> [HOW TO COMPLETE THIS TASK]
Restate the whole listing exactly, leaving nothing out.

> [RECORDS FOR THIS EXERCISE]
BEGIN

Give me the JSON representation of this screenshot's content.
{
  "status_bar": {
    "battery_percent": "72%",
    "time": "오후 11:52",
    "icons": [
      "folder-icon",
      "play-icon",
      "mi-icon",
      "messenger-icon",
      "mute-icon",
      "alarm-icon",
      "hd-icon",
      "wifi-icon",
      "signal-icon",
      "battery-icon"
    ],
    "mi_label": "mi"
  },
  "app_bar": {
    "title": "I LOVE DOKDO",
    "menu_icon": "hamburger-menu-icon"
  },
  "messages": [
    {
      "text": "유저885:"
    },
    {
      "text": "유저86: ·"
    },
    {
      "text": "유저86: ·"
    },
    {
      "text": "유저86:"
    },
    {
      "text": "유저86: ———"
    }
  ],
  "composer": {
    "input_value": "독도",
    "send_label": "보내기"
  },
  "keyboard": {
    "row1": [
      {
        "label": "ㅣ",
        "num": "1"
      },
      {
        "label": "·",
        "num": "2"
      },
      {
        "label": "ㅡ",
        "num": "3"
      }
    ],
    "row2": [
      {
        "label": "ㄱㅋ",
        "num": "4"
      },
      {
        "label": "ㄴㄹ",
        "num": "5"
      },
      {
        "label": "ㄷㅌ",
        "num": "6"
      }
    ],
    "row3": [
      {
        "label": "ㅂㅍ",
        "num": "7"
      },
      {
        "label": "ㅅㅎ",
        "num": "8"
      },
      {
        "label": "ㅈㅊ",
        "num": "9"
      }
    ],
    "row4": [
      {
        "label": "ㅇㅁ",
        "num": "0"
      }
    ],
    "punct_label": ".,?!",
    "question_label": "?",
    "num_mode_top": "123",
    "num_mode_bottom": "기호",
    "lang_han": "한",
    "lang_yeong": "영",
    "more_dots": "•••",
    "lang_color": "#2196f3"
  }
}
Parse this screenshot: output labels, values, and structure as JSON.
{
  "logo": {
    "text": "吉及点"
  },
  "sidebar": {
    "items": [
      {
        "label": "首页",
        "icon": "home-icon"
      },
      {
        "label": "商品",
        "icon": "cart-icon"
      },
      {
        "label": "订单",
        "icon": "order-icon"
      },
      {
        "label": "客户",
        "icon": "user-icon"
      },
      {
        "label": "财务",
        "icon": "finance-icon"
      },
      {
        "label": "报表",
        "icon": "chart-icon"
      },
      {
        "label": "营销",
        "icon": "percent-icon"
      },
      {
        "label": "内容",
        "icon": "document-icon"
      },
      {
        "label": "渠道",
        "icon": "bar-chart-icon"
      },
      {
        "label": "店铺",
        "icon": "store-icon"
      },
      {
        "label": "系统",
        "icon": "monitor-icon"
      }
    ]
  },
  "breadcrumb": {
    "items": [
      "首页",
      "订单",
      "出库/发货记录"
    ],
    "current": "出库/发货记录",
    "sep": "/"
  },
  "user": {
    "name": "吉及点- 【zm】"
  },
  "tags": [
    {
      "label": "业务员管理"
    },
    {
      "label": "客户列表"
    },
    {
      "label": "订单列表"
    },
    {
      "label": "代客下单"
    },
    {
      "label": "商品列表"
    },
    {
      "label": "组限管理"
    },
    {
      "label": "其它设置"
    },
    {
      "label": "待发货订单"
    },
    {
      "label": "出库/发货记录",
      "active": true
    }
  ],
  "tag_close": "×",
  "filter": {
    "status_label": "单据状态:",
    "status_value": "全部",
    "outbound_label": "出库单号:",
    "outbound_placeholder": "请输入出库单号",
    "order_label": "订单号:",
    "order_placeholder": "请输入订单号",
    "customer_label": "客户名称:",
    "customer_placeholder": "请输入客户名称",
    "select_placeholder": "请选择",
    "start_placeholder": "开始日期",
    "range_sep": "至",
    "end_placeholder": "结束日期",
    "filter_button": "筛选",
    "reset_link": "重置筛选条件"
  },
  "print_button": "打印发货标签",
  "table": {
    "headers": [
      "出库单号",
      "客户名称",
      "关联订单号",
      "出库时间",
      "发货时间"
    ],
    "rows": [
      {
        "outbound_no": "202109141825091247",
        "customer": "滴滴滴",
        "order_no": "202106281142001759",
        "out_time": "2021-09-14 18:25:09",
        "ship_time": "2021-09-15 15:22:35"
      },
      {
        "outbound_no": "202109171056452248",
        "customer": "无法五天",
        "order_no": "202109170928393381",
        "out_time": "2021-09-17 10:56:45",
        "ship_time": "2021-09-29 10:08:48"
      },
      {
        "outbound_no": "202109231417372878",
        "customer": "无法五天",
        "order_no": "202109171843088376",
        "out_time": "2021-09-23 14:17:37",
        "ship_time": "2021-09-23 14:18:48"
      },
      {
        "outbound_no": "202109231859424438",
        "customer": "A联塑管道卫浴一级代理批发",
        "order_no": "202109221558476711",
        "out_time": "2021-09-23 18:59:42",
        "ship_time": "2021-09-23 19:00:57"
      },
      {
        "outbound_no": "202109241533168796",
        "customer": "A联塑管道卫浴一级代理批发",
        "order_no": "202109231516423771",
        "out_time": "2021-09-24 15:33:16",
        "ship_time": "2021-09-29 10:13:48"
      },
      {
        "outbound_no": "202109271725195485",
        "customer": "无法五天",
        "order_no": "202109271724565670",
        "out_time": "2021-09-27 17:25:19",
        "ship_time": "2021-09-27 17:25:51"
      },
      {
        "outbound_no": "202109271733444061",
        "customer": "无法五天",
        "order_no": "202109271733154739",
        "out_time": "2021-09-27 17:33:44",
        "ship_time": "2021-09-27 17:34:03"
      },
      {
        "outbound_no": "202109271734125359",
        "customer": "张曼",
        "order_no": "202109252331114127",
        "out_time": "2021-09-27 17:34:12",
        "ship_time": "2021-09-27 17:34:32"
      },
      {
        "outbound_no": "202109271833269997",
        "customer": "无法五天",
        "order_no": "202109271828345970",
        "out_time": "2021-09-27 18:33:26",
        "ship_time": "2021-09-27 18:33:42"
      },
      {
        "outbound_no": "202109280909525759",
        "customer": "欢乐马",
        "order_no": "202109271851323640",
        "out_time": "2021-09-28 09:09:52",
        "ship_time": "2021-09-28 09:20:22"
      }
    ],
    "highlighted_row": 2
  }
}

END

> [RESPONSE FOR THIS EXERCISE]
Give me the JSON representation of this screenshot's content.
{
  "status_bar": {
    "battery_percent": "72%",
    "time": "오후 11:52",
    "icons": [
      "folder-icon",
      "play-icon",
      "mi-icon",
      "messenger-icon",
      "mute-icon",
      "alarm-icon",
      "hd-icon",
      "wifi-icon",
      "signal-icon",
      "battery-icon"
    ],
    "mi_label": "mi"
  },
  "app_bar": {
    "title": "I LOVE DOKDO",
    "menu_icon": "hamburger-menu-icon"
  },
  "messages": [
    {
      "text": "유저885:"
    },
    {
      "text": "유저86: ·"
    },
    {
      "text": "유저86: ·"
    },
    {
      "text": "유저86:"
    },
    {
      "text": "유저86: ———"
    }
  ],
  "composer": {
    "input_value": "독도",
    "send_label": "보내기"
  },
  "keyboard": {
    "row1": [
      {
        "label": "ㅣ",
        "num": "1"
      },
      {
        "label": "·",
        "num": "2"
      },
      {
        "label": "ㅡ",
        "num": "3"
      }
    ],
    "row2": [
      {
        "label": "ㄱㅋ",
        "num": "4"
      },
      {
        "label": "ㄴㄹ",
        "num": "5"
      },
      {
        "label": "ㄷㅌ",
        "num": "6"
      }
    ],
    "row3": [
      {
        "label": "ㅂㅍ",
        "num": "7"
      },
      {
        "label": "ㅅㅎ",
        "num": "8"
      },
      {
        "label": "ㅈㅊ",
        "num": "9"
      }
    ],
    "row4": [
      {
        "label": "ㅇㅁ",
        "num": "0"
      }
    ],
    "punct_label": ".,?!",
    "question_label": "?",
    "num_mode_top": "123",
    "num_mode_bottom": "기호",
    "lang_han": "한",
    "lang_yeong": "영",
    "more_dots": "•••",
    "lang_color": "#2196f3"
  }
}
Parse this screenshot: output labels, values, and structure as JSON.
{
  "logo": {
    "text": "吉及点"
  },
  "sidebar": {
    "items": [
      {
        "label": "首页",
        "icon": "home-icon"
      },
      {
        "label": "商品",
        "icon": "cart-icon"
      },
      {
        "label": "订单",
        "icon": "order-icon"
      },
      {
        "label": "客户",
        "icon": "user-icon"
      },
      {
        "label": "财务",
        "icon": "finance-icon"
      },
      {
        "label": "报表",
        "icon": "chart-icon"
      },
      {
        "label": "营销",
        "icon": "percent-icon"
      },
      {
        "label": "内容",
        "icon": "document-icon"
      },
      {
        "label": "渠道",
        "icon": "bar-chart-icon"
      },
      {
        "label": "店铺",
        "icon": "store-icon"
      },
      {
        "label": "系统",
        "icon": "monitor-icon"
      }
    ]
  },
  "breadcrumb": {
    "items": [
      "首页",
      "订单",
      "出库/发货记录"
    ],
    "current": "出库/发货记录",
    "sep": "/"
  },
  "user": {
    "name": "吉及点- 【zm】"
  },
  "tags": [
    {
      "label": "业务员管理"
    },
    {
      "label": "客户列表"
    },
    {
      "label": "订单列表"
    },
    {
      "label": "代客下单"
    },
    {
      "label": "商品列表"
    },
    {
      "label": "组限管理"
    },
    {
      "label": "其它设置"
    },
    {
      "label": "待发货订单"
    },
    {
      "label": "出库/发货记录",
      "active": true
    }
  ],
  "tag_close": "×",
  "filter": {
    "status_label": "单据状态:",
    "status_value": "全部",
    "outbound_label": "出库单号:",
    "outbound_placeholder": "请输入出库单号",
    "order_label": "订单号:",
    "order_placeholder": "请输入订单号",
    "customer_label": "客户名称:",
    "customer_placeholder": "请输入客户名称",
    "select_placeholder": "请选择",
    "start_placeholder": "开始日期",
    "range_sep": "至",
    "end_placeholder": "结束日期",
    "filter_button": "筛选",
    "reset_link": "重置筛选条件"
  },
  "print_button": "打印发货标签",
  "table": {
    "headers": [
      "出库单号",
      "客户名称",
      "关联订单号",
      "出库时间",
      "发货时间"
    ],
    "rows": [
      {
        "outbound_no": "202109141825091247",
        "customer": "滴滴滴",
        "order_no": "202106281142001759",
        "out_time": "2021-09-14 18:25:09",
        "ship_time": "2021-09-15 15:22:35"
      },
      {
        "outbound_no": "202109171056452248",
        "customer": "无法五天",
        "order_no": "202109170928393381",
        "out_time": "2021-09-17 10:56:45",
        "ship_time": "2021-09-29 10:08:48"
      },
      {
        "outbound_no": "202109231417372878",
        "customer": "无法五天",
        "order_no": "202109171843088376",
        "out_time": "2021-09-23 14:17:37",
        "ship_time": "2021-09-23 14:18:48"
      },
      {
        "outbound_no": "202109231859424438",
        "customer": "A联塑管道卫浴一级代理批发",
        "order_no": "202109221558476711",
        "out_time": "2021-09-23 18:59:42",
        "ship_time": "2021-09-23 19:00:57"
      },
      {
        "outbound_no": "202109241533168796",
        "customer": "A联塑管道卫浴一级代理批发",
        "order_no": "202109231516423771",
        "out_time": "2021-09-24 15:33:16",
        "ship_time": "2021-09-29 10:13:48"
      },
      {
        "outbound_no": "202109271725195485",
        "customer": "无法五天",
        "order_no": "202109271724565670",
        "out_time": "2021-09-27 17:25:19",
        "ship_time": "2021-09-27 17:25:51"
      },
      {
        "outbound_no": "202109271733444061",
        "customer": "无法五天",
        "order_no": "202109271733154739",
        "out_time": "2021-09-27 17:33:44",
        "ship_time": "2021-09-27 17:34:03"
      },
      {
        "outbound_no": "202109271734125359",
        "customer": "张曼",
        "order_no": "202109252331114127",
        "out_time": "2021-09-27 17:34:12",
        "ship_time": "2021-09-27 17:34:32"
      },
      {
        "outbound_no": "202109271833269997",
        "customer": "无法五天",
        "order_no": "202109271828345970",
        "out_time": "2021-09-27 18:33:26",
        "ship_time": "2021-09-27 18:33:42"
      },
      {
        "outbound_no": "202109280909525759",
        "customer": "欢乐马",
        "order_no": "202109271851323640",
        "out_time": "2021-09-28 09:09:52",
        "ship_time": "2021-09-28 09:20:22"
      }
    ],
    "highlighted_row": 2
  }
}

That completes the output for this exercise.